Iraq is a beautiful country built on a long history rich in culture. The traditional Iraq cuisine consists of rice with soup and sauces, served with lamb and vegetables. Traditionally, holidays are celebrated by sacrificing a lamb or goat, but in modern-day, these celebrations are kept to a minimum.
In the past, Iraq's economy depended on agriculture. In the 1970's, the economy skyrocketed when oil production was popularized. However today, its economy is struggling. After the Persian Gulf War, Iraq was left in a position in which it cannot trade with any countries. The two biggest industries that Iraq is widely known for is oil production and agriculture.
- Iraq's development began in Mesopotamia, otherwise known as the "Land between rivers"
- The first Islamic Civil war struck in 656-661 AD, with the second following closely behind at 683-685 AD
- 1927 is the beginning of the oil production, when it was discovered north of Kirkuk
- Kuwait is claimed as part of Iraq in the year 1961
- In 1998, Iraq cancels cooperation with the UN's special Commission, and also terminate trade with foreign countries as a result.
The Islamic government is not one which can be compared to others in modern-day.
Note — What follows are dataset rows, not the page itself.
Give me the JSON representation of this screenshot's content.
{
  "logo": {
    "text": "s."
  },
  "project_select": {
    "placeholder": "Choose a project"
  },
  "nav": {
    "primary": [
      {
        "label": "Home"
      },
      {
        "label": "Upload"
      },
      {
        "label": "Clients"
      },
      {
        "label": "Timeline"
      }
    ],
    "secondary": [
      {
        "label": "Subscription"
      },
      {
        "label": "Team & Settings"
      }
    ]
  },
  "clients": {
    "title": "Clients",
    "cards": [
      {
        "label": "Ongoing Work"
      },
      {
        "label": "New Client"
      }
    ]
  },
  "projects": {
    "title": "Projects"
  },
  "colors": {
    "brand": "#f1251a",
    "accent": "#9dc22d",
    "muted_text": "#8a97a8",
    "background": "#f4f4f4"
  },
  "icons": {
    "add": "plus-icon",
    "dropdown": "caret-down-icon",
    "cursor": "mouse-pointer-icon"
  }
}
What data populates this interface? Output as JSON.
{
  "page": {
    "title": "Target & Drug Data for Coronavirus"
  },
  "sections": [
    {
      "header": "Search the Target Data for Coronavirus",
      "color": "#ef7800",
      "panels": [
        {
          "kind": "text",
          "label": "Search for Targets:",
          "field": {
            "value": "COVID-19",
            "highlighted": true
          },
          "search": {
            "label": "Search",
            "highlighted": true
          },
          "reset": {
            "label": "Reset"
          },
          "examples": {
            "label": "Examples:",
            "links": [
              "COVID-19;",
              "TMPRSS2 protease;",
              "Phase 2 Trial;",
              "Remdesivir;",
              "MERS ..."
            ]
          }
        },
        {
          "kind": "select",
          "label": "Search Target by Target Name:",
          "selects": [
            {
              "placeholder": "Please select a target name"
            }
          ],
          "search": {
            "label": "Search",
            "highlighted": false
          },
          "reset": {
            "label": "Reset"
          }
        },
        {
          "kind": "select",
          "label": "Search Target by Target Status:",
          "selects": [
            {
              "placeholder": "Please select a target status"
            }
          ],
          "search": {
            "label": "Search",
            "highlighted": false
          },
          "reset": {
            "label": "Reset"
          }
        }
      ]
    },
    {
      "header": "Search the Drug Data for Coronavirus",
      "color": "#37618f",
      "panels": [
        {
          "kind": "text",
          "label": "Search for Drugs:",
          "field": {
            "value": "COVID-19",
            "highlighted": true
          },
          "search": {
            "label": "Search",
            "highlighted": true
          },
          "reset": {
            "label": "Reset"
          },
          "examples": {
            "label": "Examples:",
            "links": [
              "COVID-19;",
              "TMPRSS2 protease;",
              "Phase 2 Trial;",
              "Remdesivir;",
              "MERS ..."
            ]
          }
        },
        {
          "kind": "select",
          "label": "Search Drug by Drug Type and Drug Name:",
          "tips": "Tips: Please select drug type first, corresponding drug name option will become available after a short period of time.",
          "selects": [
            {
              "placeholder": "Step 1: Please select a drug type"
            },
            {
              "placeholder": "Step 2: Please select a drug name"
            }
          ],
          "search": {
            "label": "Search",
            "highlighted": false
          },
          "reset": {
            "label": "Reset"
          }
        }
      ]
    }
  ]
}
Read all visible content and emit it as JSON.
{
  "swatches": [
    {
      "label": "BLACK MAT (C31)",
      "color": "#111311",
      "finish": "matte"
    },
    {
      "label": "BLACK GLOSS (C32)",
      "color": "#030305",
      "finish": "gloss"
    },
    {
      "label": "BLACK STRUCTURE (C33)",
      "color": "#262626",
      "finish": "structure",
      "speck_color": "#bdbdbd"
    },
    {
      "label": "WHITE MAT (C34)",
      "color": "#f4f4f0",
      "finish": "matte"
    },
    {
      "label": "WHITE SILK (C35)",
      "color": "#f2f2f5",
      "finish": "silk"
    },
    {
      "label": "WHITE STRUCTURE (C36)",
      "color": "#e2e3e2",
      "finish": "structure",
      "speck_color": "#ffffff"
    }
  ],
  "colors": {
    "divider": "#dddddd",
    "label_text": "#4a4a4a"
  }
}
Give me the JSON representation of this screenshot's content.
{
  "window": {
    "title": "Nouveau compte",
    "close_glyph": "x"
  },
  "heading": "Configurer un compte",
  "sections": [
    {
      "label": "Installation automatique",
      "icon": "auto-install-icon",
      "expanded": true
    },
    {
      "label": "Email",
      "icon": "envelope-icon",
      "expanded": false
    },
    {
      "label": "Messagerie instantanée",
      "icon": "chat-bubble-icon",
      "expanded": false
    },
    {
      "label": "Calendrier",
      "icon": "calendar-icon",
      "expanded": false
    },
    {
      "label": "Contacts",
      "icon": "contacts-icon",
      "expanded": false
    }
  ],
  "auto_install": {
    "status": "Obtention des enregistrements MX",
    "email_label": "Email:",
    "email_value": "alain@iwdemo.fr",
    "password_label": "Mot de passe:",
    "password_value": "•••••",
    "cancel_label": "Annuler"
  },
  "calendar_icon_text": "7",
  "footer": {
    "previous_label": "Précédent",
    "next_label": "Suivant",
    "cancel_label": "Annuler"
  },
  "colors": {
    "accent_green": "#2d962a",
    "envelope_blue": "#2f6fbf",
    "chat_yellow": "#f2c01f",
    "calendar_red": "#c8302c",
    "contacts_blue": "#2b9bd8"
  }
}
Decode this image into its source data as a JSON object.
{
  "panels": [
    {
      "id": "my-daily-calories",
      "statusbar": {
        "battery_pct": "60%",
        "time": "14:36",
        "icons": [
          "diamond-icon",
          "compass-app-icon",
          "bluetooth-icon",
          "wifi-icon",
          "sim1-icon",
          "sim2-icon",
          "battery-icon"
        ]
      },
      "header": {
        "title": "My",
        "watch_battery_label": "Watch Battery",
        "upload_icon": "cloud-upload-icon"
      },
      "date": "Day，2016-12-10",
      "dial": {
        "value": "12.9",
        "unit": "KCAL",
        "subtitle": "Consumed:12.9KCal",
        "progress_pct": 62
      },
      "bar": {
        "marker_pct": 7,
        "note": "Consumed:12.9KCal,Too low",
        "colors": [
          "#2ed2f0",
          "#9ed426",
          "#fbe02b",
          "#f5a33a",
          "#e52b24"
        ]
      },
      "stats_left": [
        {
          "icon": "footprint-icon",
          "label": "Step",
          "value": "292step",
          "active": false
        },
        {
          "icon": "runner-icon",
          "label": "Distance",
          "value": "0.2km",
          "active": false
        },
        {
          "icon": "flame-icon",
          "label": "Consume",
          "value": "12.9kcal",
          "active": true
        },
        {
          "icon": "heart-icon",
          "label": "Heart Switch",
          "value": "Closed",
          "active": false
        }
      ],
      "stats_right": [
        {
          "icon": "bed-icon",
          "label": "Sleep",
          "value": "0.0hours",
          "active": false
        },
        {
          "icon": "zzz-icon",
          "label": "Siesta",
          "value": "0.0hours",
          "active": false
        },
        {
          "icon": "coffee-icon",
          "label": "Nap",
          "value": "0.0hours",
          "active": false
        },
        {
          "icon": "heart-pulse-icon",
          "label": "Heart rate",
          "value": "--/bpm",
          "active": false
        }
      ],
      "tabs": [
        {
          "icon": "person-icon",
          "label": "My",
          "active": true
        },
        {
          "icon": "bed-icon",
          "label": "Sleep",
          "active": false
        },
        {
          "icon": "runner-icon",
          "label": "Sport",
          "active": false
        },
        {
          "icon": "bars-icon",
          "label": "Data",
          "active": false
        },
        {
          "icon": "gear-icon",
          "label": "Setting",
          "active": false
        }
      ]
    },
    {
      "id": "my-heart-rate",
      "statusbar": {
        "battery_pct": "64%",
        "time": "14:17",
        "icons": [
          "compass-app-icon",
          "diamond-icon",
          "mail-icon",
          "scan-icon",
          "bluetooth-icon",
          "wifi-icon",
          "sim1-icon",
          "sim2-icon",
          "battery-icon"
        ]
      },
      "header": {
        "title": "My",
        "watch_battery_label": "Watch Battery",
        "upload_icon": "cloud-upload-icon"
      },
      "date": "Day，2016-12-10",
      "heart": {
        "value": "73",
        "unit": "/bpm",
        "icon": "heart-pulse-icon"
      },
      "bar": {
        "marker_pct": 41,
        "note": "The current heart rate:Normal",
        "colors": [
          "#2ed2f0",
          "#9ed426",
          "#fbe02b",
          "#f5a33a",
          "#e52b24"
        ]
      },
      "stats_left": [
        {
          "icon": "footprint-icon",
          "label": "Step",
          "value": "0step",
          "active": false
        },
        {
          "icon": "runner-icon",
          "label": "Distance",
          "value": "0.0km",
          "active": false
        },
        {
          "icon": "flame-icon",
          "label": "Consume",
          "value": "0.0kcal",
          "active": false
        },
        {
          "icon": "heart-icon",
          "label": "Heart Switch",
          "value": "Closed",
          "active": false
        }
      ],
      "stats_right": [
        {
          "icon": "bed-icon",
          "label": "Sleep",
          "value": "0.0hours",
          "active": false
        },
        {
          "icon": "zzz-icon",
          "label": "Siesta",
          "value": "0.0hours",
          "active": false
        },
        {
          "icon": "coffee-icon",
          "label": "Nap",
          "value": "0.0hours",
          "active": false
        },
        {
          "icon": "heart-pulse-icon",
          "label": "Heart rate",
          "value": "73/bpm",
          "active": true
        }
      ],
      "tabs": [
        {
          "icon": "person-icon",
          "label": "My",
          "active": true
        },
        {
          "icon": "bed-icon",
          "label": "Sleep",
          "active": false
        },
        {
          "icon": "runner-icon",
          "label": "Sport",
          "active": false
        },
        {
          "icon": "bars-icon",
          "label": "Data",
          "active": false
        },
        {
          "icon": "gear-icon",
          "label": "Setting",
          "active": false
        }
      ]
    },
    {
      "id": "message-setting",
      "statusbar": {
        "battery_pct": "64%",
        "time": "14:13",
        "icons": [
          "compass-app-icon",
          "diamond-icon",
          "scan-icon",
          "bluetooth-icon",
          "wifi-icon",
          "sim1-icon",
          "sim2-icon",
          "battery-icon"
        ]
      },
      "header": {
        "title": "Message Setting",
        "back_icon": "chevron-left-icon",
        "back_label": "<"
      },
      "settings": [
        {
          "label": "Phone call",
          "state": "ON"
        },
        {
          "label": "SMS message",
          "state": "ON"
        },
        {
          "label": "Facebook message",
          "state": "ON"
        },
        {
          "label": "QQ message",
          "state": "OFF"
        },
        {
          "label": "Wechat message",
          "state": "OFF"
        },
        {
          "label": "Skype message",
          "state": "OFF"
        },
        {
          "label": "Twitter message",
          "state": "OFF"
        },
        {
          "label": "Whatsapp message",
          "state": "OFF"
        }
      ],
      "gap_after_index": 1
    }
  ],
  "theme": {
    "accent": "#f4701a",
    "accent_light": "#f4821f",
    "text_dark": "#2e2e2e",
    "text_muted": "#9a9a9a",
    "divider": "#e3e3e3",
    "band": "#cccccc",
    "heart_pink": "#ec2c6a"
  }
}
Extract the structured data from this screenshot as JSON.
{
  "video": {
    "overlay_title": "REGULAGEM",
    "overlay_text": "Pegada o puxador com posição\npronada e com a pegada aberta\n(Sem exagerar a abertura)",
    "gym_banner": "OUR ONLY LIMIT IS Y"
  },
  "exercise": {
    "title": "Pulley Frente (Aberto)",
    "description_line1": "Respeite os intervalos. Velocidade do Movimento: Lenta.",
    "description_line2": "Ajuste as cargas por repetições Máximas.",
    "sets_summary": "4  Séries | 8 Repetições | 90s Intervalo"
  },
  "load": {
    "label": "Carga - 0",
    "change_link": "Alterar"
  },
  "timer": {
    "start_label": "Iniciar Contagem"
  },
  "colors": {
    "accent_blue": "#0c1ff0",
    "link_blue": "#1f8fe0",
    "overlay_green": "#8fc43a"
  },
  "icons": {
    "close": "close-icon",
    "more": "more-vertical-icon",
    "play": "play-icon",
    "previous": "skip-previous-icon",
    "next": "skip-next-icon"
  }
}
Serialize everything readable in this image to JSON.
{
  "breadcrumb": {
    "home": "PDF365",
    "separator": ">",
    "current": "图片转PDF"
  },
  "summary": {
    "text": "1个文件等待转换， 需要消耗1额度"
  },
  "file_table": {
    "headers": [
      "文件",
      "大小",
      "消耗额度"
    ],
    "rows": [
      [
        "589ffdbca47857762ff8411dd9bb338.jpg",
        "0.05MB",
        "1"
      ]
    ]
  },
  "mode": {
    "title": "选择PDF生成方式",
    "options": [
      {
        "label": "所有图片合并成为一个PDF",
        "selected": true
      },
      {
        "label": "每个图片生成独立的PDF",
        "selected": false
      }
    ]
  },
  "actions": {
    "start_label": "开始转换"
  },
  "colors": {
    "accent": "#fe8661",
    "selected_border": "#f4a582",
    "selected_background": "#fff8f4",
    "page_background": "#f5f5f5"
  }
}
It works in a constitutional sense, where those who rule the country must abide by a certain set of rules and conditions.
Iraq is located in the middle east, bordered by Jordan, Saudi Arabia, Syria and Turkey. It sits between 33° N and 44° E. The capitol of the country is Baghdad, which has a population of about 30,400,000 people. Some of the biggest cities in Iraq, not including Baghdad are Basra, Mosul, Erib, and Najaf. Iraq is very diverse geographically. It has four regions: The desert, Upper Mesopotamia, the Northern Highlands of Iraqi Kurdistan, and lower Mesopotamia. The climate of Iraq is subtropical, which is influenced mainly by the desert areas and the humidity of the Persian Gulf.